With a 9 May deadline fast approaching for the EU's 'group of wise men' to submit its report on the challenges facing Europe until 2030, EURACTIV has gained an insight into the team's secretive work over the past 18 months.
After an initial period of hesitation over how to communicate (EURACTIV 22/01/09), Felipe González, chair of the 'wise men group', told his team that he had chosen "privacy, not secrecy" as a working method, insiders told EURACTIV.
In practice, little information – if any – has emerged from the 15 meetings the group has held since its launch in October 2008. In the meantime, González himself has made very few comments and rejected all interview requests.
But as the deadline approaches for the group to present its 30-page report on the challenges facing Europe in the next twenty years, González and his team are expected to reclaim media attention.
The report, to be presented on 9 May for Europe Day, will be debated by EU leaders at a summit on 17 June. The group is also considering holding a series of meetings with the wider EU public during that period.
For now, González is expected to hand over the report to EU President Herman Van Rompuy on 8 May in Brussels. Before that, members of the Reflection Group are expected to hold a final meeting in Brussels on 30 April and agree on a communication strategy. Indeed, González indicated that he would like a consistent message to be issued to a wider audience in the days and weeks following Europe Day.
Lost in translation?
Every month, one or two experts addressed the team on selected topics. One of them was a high-ranking UN official on climate change and another a representative of the McKinsey consultancy.
Working relations have not been easy, according to sources close to the group. For a start, it proved unpractical to hold meetings outside the EU Council building in Brussels, because translation was required in nine languages.

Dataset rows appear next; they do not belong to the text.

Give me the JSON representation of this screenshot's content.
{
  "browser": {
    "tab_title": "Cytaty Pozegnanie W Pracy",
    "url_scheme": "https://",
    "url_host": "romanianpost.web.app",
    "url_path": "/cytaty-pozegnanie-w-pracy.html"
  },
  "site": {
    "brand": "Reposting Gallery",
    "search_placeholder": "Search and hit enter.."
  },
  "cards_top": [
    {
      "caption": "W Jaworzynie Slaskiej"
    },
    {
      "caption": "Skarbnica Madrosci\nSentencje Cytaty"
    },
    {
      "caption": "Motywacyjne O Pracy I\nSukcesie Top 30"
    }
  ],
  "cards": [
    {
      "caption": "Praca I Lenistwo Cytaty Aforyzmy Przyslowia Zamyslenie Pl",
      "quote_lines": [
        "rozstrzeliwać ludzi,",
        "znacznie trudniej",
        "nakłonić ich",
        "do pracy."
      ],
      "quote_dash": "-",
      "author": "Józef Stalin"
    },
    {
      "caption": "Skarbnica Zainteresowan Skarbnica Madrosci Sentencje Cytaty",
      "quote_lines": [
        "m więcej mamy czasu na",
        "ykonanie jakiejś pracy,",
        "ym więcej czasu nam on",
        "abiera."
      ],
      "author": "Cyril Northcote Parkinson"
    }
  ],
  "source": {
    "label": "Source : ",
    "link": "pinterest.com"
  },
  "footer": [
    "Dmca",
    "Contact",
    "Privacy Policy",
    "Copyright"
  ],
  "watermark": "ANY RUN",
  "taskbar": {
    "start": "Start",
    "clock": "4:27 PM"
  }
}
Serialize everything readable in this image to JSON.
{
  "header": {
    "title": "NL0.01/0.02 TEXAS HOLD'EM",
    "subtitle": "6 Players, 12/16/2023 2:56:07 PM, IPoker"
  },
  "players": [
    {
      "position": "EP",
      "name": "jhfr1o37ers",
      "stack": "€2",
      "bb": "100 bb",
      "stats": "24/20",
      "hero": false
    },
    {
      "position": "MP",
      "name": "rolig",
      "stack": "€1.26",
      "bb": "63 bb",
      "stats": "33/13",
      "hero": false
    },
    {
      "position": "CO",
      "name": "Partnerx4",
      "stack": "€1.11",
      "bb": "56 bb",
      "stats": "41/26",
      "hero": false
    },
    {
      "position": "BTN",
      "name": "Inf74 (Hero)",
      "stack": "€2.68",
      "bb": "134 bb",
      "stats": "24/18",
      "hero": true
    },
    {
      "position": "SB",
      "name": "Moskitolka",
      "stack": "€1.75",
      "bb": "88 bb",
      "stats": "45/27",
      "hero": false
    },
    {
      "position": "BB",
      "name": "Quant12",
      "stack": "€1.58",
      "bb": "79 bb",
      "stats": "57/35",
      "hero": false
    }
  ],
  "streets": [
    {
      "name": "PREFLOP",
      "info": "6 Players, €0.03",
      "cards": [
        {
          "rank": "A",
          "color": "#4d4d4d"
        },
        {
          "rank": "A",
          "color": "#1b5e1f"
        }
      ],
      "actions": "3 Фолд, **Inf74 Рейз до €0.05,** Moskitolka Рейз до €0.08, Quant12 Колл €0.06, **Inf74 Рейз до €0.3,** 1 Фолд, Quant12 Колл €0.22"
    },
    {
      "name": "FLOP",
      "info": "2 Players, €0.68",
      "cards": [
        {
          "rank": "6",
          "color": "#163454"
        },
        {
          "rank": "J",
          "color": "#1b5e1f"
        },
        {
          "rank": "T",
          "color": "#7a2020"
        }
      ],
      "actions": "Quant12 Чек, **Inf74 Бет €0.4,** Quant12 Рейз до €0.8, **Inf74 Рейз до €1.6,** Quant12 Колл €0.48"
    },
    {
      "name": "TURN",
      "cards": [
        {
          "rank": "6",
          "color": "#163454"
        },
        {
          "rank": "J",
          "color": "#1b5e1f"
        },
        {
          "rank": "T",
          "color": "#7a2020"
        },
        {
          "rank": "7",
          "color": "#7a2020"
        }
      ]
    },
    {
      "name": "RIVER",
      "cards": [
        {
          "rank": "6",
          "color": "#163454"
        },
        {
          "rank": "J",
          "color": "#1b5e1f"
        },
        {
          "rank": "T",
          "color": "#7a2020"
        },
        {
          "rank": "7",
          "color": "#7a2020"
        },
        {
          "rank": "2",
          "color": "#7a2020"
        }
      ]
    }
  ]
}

Translators were needed for González, who worked on the original version of the report in Spanish, Lech Wa??sa, who only speaks his native Polish, and Nicole Notat, who only speaks French (see 'Background'). German Reflection Group member Wolfgang Schuster sometimes switched to the language of Goethe.
Due to the cabin translation system, the meetings took on a rather formal character, which frustrated some Reflection Group members. But group members also met informally over lunch or dinner, where they chatted between themselves mostly in French and English.
Some group members felt that there was a need for them to "throw a big ideas net" over the European public arena to select the most promising ones for the report, as well as formulate prescriptions.
Another format was to invite political heavyweights to lunch, such as former French President Valéry Giscard d'Estaing, European Commission President José Manuel Barroso, former Commission President Jacques Delors, former Commissioner Peter Sutherland or WTO Director General Pascal Lamy.
Those 'elephants', however, did not prove to be enormously productive, sources said, because most of the political heavyweights delivered their own message.
Another form of informal consultation took place with MEPs, as well as with think-tanks, such as the Brussels-based European Policy Centre (EPC), the Centre for European Policy Studies (CEPS), the European Movement, the Trans-European Policy Studies Association (TEPSA), the London-based University Association for Contemporary European Studies, the Policy Network, Paris-based Europanova and others.
As for the content of the report, the final draft is not ready yet. Diego López Garrido, Spanish secretary of state for EU affairs, said last December that the report would be "very provocative" (EURACTIV 09/12/09).
Insiders told EURACTIV that the main message would be that Europe should either get its act together or slowly begin to decline – something which is not completely original per se, they admitted. But the report will be very much action-oriented, the sources said.
What seems almost certain is that the 'f-word' – federalism – will not appear in the text, partly due to the presence in the group of British and Danish members.
But the idea of "partnership in multi-level governance" should be developed in the report, a notion which could be seen by some as another word for federalism.